Caron's flagship center in Pennsylvania has offered an uncompromising 12-step therapy program for almost 50 years, and many customers credit it with giving them the drive they required to alter their life. (While it lacks the luxury of the poshest rehab facilities, Caron has the key ingredient: a world-class team that provides rigor combined with compassion in equal proportion.) Caron's customers are predominantly middle class and white, but there is usually a mix with over 200 occupants at any given moment. Everything from group sessions to mealtime to Sunday worship is rigidly separated between men and women. There are also distinct programs for young people under the age of 25, which have more restrictions than the usual adult courses. The most prevalent problem among middle-aged individuals is alcoholism, while heroin and other narcotics are responsible for a large number of the younger generations. A high percentage of patients reside for one month, although a significant proportion stays for four months.
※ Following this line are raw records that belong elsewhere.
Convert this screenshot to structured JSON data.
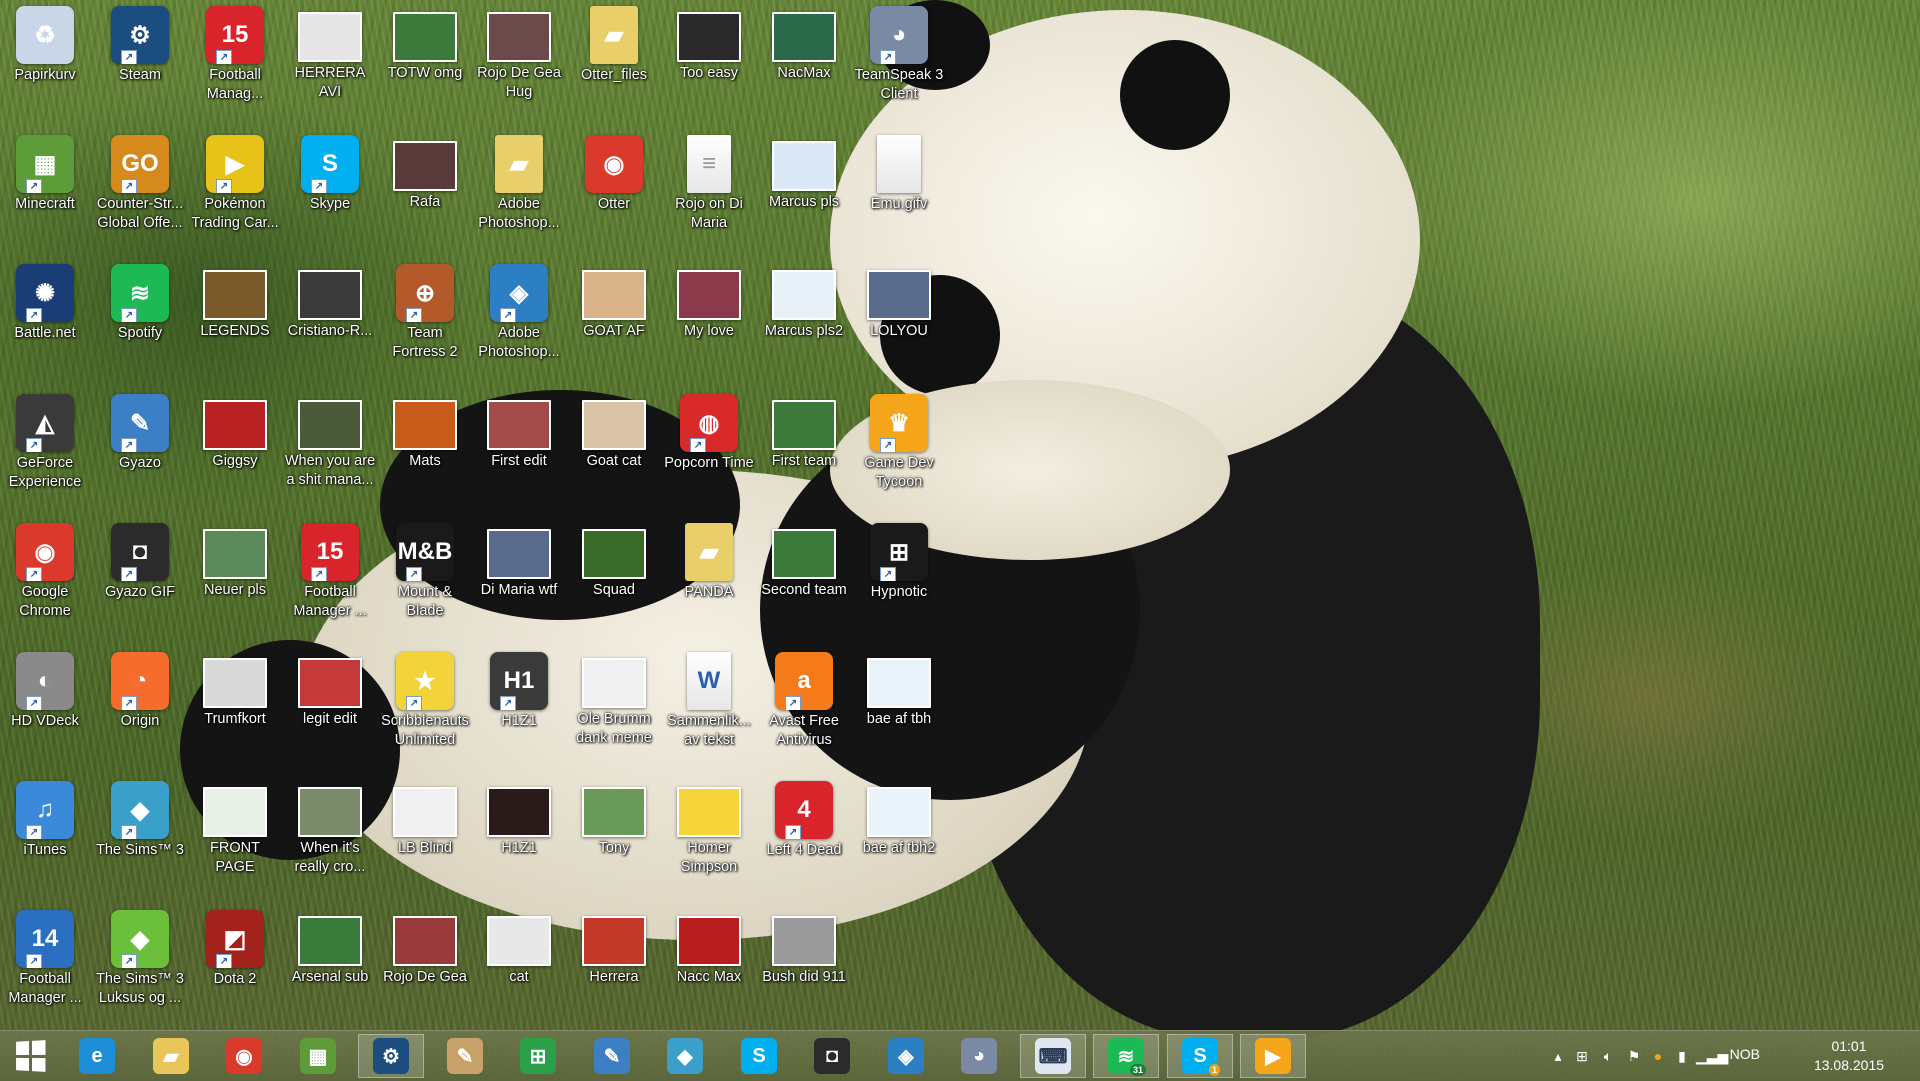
{
  "desktop": {
    "columns": [
      [
        {
          "label": "Papirkurv",
          "icon": "recycle-bin-icon",
          "color": "#c9d6e8",
          "kind": "app"
        },
        {
          "label": "Minecraft",
          "icon": "minecraft-icon",
          "color": "#5e9c3a",
          "kind": "shortcut"
        },
        {
          "label": "Battle.net",
          "icon": "battlenet-icon",
          "color": "#1b3d75",
          "kind": "shortcut"
        },
        {
          "label": "GeForce Experience",
          "icon": "geforce-icon",
          "color": "#3a3a3a",
          "kind": "shortcut"
        },
        {
          "label": "Google Chrome",
          "icon": "chrome-icon",
          "color": "#d93a2b",
          "kind": "shortcut"
        },
        {
          "label": "HD VDeck",
          "icon": "hd-vdeck-icon",
          "color": "#8a8a8a",
          "kind": "shortcut"
        },
        {
          "label": "iTunes",
          "icon": "itunes-icon",
          "color": "#3b8ad9",
          "kind": "shortcut"
        },
        {
          "label": "Football Manager ...",
          "icon": "football-manager-14-icon",
          "color": "#2a6fc0",
          "kind": "shortcut"
        }
      ],
      [
        {
          "label": "Steam",
          "icon": "steam-icon",
          "color": "#1b4d7e",
          "kind": "shortcut"
        },
        {
          "label": "Counter-Str... Global Offe...",
          "icon": "csgo-icon",
          "color": "#d58a1c",
          "kind": "shortcut"
        },
        {
          "label": "Spotify",
          "icon": "spotify-icon",
          "color": "#1db954",
          "kind": "shortcut"
        },
        {
          "label": "Gyazo",
          "icon": "gyazo-icon",
          "color": "#3c7fc4",
          "kind": "shortcut"
        },
        {
          "label": "Gyazo GIF",
          "icon": "gyazo-gif-icon",
          "color": "#2b2b2b",
          "kind": "shortcut"
        },
        {
          "label": "Origin",
          "icon": "origin-icon",
          "color": "#f56c2d",
          "kind": "shortcut"
        },
        {
          "label": "The Sims™ 3",
          "icon": "sims3-icon",
          "color": "#3aa0c9",
          "kind": "shortcut"
        },
        {
          "label": "The Sims™ 3 Luksus og ...",
          "icon": "sims3-luxury-icon",
          "color": "#6bbf3a",
          "kind": "shortcut"
        }
      ],
      [
        {
          "label": "Football Manag...",
          "icon": "football-manager-15-icon",
          "color": "#d8242a",
          "kind": "shortcut"
        },
        {
          "label": "Pokémon Trading Car...",
          "icon": "pokemon-tcg-icon",
          "color": "#e7c219",
          "kind": "shortcut"
        },
        {
          "label": "LEGENDS",
          "icon": "image-file-icon",
          "color": "#7a5a2a",
          "kind": "photo"
        },
        {
          "label": "Giggsy",
          "icon": "image-file-icon",
          "color": "#b82222",
          "kind": "photo"
        },
        {
          "label": "Neuer pls",
          "icon": "image-file-icon",
          "color": "#5a8a5a",
          "kind": "photo"
        },
        {
          "label": "Trumfkort",
          "icon": "image-file-icon",
          "color": "#d9d9d9",
          "kind": "photo"
        },
        {
          "label": "FRONT PAGE",
          "icon": "image-file-icon",
          "color": "#e8f0e8",
          "kind": "photo"
        },
        {
          "label": "Dota 2",
          "icon": "dota2-icon",
          "color": "#a3221c",
          "kind": "shortcut"
        }
      ],
      [
        {
          "label": "HERRERA AVI",
          "icon": "image-file-icon",
          "color": "#e6e6e6",
          "kind": "photo"
        },
        {
          "label": "Skype",
          "icon": "skype-icon",
          "color": "#00aff0",
          "kind": "shortcut"
        },
        {
          "label": "Cristiano-R...",
          "icon": "image-file-icon",
          "color": "#3a3a3a",
          "kind": "photo"
        },
        {
          "label": "When you are a shit mana...",
          "icon": "image-file-icon",
          "color": "#4a5a3a",
          "kind": "photo"
        },
        {
          "label": "Football Manager ...",
          "icon": "football-manager-15-editor-icon",
          "color": "#d8242a",
          "kind": "shortcut"
        },
        {
          "label": "legit edit",
          "icon": "image-file-icon",
          "color": "#c43a3a",
          "kind": "photo"
        },
        {
          "label": "When it's really cro...",
          "icon": "image-file-icon",
          "color": "#7a8a6a",
          "kind": "photo"
        },
        {
          "label": "Arsenal sub",
          "icon": "image-file-icon",
          "color": "#3a7a3a",
          "kind": "photo"
        }
      ],
      [
        {
          "label": "TOTW omg",
          "icon": "image-file-icon",
          "color": "#3c7a3c",
          "kind": "photo"
        },
        {
          "label": "Rafa",
          "icon": "image-file-icon",
          "color": "#5a3a3a",
          "kind": "photo"
        },
        {
          "label": "Team Fortress 2",
          "icon": "tf2-icon",
          "color": "#b45a2a",
          "kind": "shortcut"
        },
        {
          "label": "Mats",
          "icon": "image-file-icon",
          "color": "#c85a1a",
          "kind": "photo"
        },
        {
          "label": "Mount & Blade",
          "icon": "mount-blade-icon",
          "color": "#1a1a1a",
          "kind": "shortcut"
        },
        {
          "label": "Scribblenauts Unlimited",
          "icon": "scribblenauts-icon",
          "color": "#f2d43a",
          "kind": "shortcut"
        },
        {
          "label": "LB Blind",
          "icon": "image-file-icon",
          "color": "#f0f0f0",
          "kind": "photo"
        },
        {
          "label": "Rojo De Gea",
          "icon": "image-file-icon",
          "color": "#9a3a3a",
          "kind": "photo"
        }
      ],
      [
        {
          "label": "Rojo De Gea Hug",
          "icon": "image-file-icon",
          "color": "#6a4a4a",
          "kind": "photo"
        },
        {
          "label": "Adobe Photoshop...",
          "icon": "folder-icon",
          "color": "#e8cf6a",
          "kind": "folder"
        },
        {
          "label": "Adobe Photoshop...",
          "icon": "photoshop-installer-icon",
          "color": "#2b7fc2",
          "kind": "shortcut"
        },
        {
          "label": "First edit",
          "icon": "image-file-icon",
          "color": "#a34a4a",
          "kind": "photo"
        },
        {
          "label": "Di Maria wtf",
          "icon": "image-file-icon",
          "color": "#5a6a8a",
          "kind": "photo"
        },
        {
          "label": "H1Z1",
          "icon": "h1z1-icon",
          "color": "#3a3a3a",
          "kind": "shortcut"
        },
        {
          "label": "H1Z1",
          "icon": "image-file-icon",
          "color": "#2a1a1a",
          "kind": "photo"
        },
        {
          "label": "cat",
          "icon": "image-file-icon",
          "color": "#e8e8e8",
          "kind": "photo"
        }
      ],
      [
        {
          "label": "Otter_files",
          "icon": "folder-icon",
          "color": "#e8cf6a",
          "kind": "folder"
        },
        {
          "label": "Otter",
          "icon": "chrome-html-icon",
          "color": "#d93a2b",
          "kind": "app"
        },
        {
          "label": "GOAT AF",
          "icon": "image-file-icon",
          "color": "#d9b48a",
          "kind": "photo"
        },
        {
          "label": "Goat cat",
          "icon": "image-file-icon",
          "color": "#d9c4a8",
          "kind": "photo"
        },
        {
          "label": "Squad",
          "icon": "image-file-icon",
          "color": "#3a6a2a",
          "kind": "photo"
        },
        {
          "label": "Ole Brumm dank meme",
          "icon": "image-file-icon",
          "color": "#f0f0f0",
          "kind": "photo"
        },
        {
          "label": "Tony",
          "icon": "image-file-icon",
          "color": "#6a9a5a",
          "kind": "photo"
        },
        {
          "label": "Herrera",
          "icon": "image-file-icon",
          "color": "#c43a2a",
          "kind": "photo"
        }
      ],
      [
        {
          "label": "Too easy",
          "icon": "image-file-icon",
          "color": "#2a2a2a",
          "kind": "photo"
        },
        {
          "label": "Rojo on Di Maria",
          "icon": "document-icon",
          "color": "#f5f5f5",
          "kind": "file"
        },
        {
          "label": "My love",
          "icon": "image-file-icon",
          "color": "#8a3a4a",
          "kind": "photo"
        },
        {
          "label": "Popcorn Time",
          "icon": "popcorn-time-icon",
          "color": "#d92a2a",
          "kind": "shortcut"
        },
        {
          "label": "PANDA",
          "icon": "folder-icon",
          "color": "#e8cf6a",
          "kind": "folder"
        },
        {
          "label": "Sammenlik... av tekst",
          "icon": "word-document-icon",
          "color": "#2b5fad",
          "kind": "file"
        },
        {
          "label": "Homer Simpson",
          "icon": "image-file-icon",
          "color": "#f5d53a",
          "kind": "photo"
        },
        {
          "label": "Nacc Max",
          "icon": "image-file-icon",
          "color": "#b81e1e",
          "kind": "photo"
        }
      ],
      [
        {
          "label": "NacMax",
          "icon": "image-file-icon",
          "color": "#2a6a4a",
          "kind": "photo"
        },
        {
          "label": "Marcus pls",
          "icon": "image-file-icon",
          "color": "#dbe8f5",
          "kind": "photo"
        },
        {
          "label": "Marcus pls2",
          "icon": "image-file-icon",
          "color": "#e8f0f8",
          "kind": "photo"
        },
        {
          "label": "First team",
          "icon": "image-file-icon",
          "color": "#3c7a3c",
          "kind": "photo"
        },
        {
          "label": "Second team",
          "icon": "image-file-icon",
          "color": "#3c7a3c",
          "kind": "photo"
        },
        {
          "label": "Avast Free Antivirus",
          "icon": "avast-icon",
          "color": "#f57a1a",
          "kind": "shortcut"
        },
        {
          "label": "Left 4 Dead",
          "icon": "left4dead-icon",
          "color": "#d8242a",
          "kind": "shortcut"
        },
        {
          "label": "Bush did 911",
          "icon": "image-file-icon",
          "color": "#9a9a9a",
          "kind": "photo"
        }
      ],
      [
        {
          "label": "TeamSpeak 3 Client",
          "icon": "teamspeak-icon",
          "color": "#7a8aa5",
          "kind": "shortcut"
        },
        {
          "label": "Emu.gifv",
          "icon": "blank-file-icon",
          "color": "#f5f5f5",
          "kind": "file"
        },
        {
          "label": "LOLYOU",
          "icon": "image-file-icon",
          "color": "#5a6a8a",
          "kind": "photo"
        },
        {
          "label": "Game Dev Tycoon",
          "icon": "game-dev-tycoon-icon",
          "color": "#f5a51a",
          "kind": "shortcut"
        },
        {
          "label": "Hypnotic",
          "icon": "hypnotic-icon",
          "color": "#1a1a1a",
          "kind": "shortcut"
        },
        {
          "label": "bae af tbh",
          "icon": "image-file-icon",
          "color": "#e8f4fa",
          "kind": "photo"
        },
        {
          "label": "bae af tbh2",
          "icon": "image-file-icon",
          "color": "#e8f4fa",
          "kind": "photo"
        }
      ]
    ],
    "glyphs": {
      "recycle-bin-icon": "♻",
      "minecraft-icon": "▦",
      "battlenet-icon": "✺",
      "geforce-icon": "◭",
      "chrome-icon": "◉",
      "hd-vdeck-icon": "◐",
      "itunes-icon": "♫",
      "football-manager-14-icon": "14",
      "steam-icon": "⚙",
      "csgo-icon": "GO",
      "spotify-icon": "≋",
      "gyazo-icon": "✎",
      "gyazo-gif-icon": "◘",
      "origin-icon": "◔",
      "sims3-icon": "◆",
      "sims3-luxury-icon": "◆",
      "football-manager-15-icon": "15",
      "pokemon-tcg-icon": "▶",
      "dota2-icon": "◩",
      "skype-icon": "S",
      "football-manager-15-editor-icon": "15",
      "tf2-icon": "⊕",
      "mount-blade-icon": "M&B",
      "scribblenauts-icon": "★",
      "folder-icon": "▰",
      "photoshop-installer-icon": "◈",
      "h1z1-icon": "H1",
      "chrome-html-icon": "◉",
      "document-icon": "≡",
      "popcorn-time-icon": "◍",
      "word-document-icon": "W",
      "avast-icon": "a",
      "left4dead-icon": "4",
      "teamspeak-icon": "◕",
      "blank-file-icon": "",
      "game-dev-tycoon-icon": "♛",
      "hypnotic-icon": "⊞",
      "image-file-icon": ""
    }
  },
  "taskbar": {
    "apps": [
      {
        "name": "internet-explorer",
        "glyph": "e",
        "color": "#1e8fd6",
        "active": false
      },
      {
        "name": "file-explorer",
        "glyph": "▰",
        "color": "#e8c65a",
        "active": false
      },
      {
        "name": "chrome",
        "glyph": "◉",
        "color": "#d93a2b",
        "active": false
      },
      {
        "name": "minecraft",
        "glyph": "▦",
        "color": "#5e9c3a",
        "active": false
      },
      {
        "name": "steam",
        "glyph": "⚙",
        "color": "#1b4d7e",
        "active": true
      },
      {
        "name": "paint",
        "glyph": "✎",
        "color": "#c8a26a",
        "active": false
      },
      {
        "name": "windows-store",
        "glyph": "⊞",
        "color": "#2ba04a",
        "active": false
      },
      {
        "name": "gyazo",
        "glyph": "✎",
        "color": "#3c7fc4",
        "active": false
      },
      {
        "name": "sims3",
        "glyph": "◆",
        "color": "#3aa0c9",
        "active": false
      },
      {
        "name": "skype",
        "glyph": "S",
        "color": "#00aff0",
        "active": false
      },
      {
        "name": "gyazo-gif",
        "glyph": "◘",
        "color": "#2b2b2b",
        "active": false
      },
      {
        "name": "photoshop-installer",
        "glyph": "◈",
        "color": "#2b7fc2",
        "active": false
      },
      {
        "name": "teamspeak",
        "glyph": "◕",
        "color": "#7a8aa5",
        "active": false
      },
      {
        "name": "on-screen-keyboard",
        "glyph": "⌨",
        "color": "#dfe8f2",
        "active": true
      },
      {
        "name": "spotify",
        "glyph": "≋",
        "color": "#1db954",
        "active": true,
        "badge": "31"
      },
      {
        "name": "skype-notification",
        "glyph": "S",
        "color": "#00aff0",
        "active": true,
        "badge": "1"
      },
      {
        "name": "media-player",
        "glyph": "▶",
        "color": "#f5a51a",
        "active": true
      }
    ],
    "tray": {
      "language": "NOB",
      "time": "01:01",
      "date": "13.08.2015"
    }
  }
}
The lodgings are not the most opulent, more akin to student dorms than anything else is, but they are usually well-kept and have enough of a rather pleasant outdoor area. Everyone in primary care has one or two housemates; however, extended care gives one a chance to have a private room. Even though a rotation of small chores is necessary, no one seems to find them burdensome. Keeping their room immaculate, according to one alum, "aided with staying humble."
Caron's meals are remarkably well-reviewed nowadays, given the size of the enterprise. Residents describe the eating facility as a high-end university cafeteria with various entrée options at each mealtime. According to Caron Pennsylvania reviews, the cuisine is generally healthful, with the salad bar being a particular favorite. For anyone who is not as health-conscious, pizza is always offered for lunch, and frozen yogurt, a popular dessert option. Snacks like cereals and fruits are provided all day, and non-decaf coffee has lately been adopted, but it is strictly controlled. Weight gain is common among residents, which can or cannot be a good thing.
Caron's days are structured and have a routine to them, with little gaps between sessions, while there is time for introspection and step practice in the evenings. Offsite possibilities are nearly non-existent for the first month. Still, residents can attend weekly yoga sessions, massages, and acupuncture, on campus, as well as 35 minutes at the gymnasium three times per week. One former resident complained that private appointments were occasionally scheduled simultaneously as group exercise time, which was inconvenient. Weekends, on the other hand, are often more laid-back. Those who reside for more than a month are entitled to go fishing, camping, or hiking, as well as the use of the community swimming pool and attendance at off-campus 12-step meetings.
In sum, Caron's method may be too restricting for certain clients, and they may want substitutes to 12-step. However, most people view it as a positive experience that helped them remain sober, owing to a good follow-up program and a genuine interest in the clients' rehabilitation.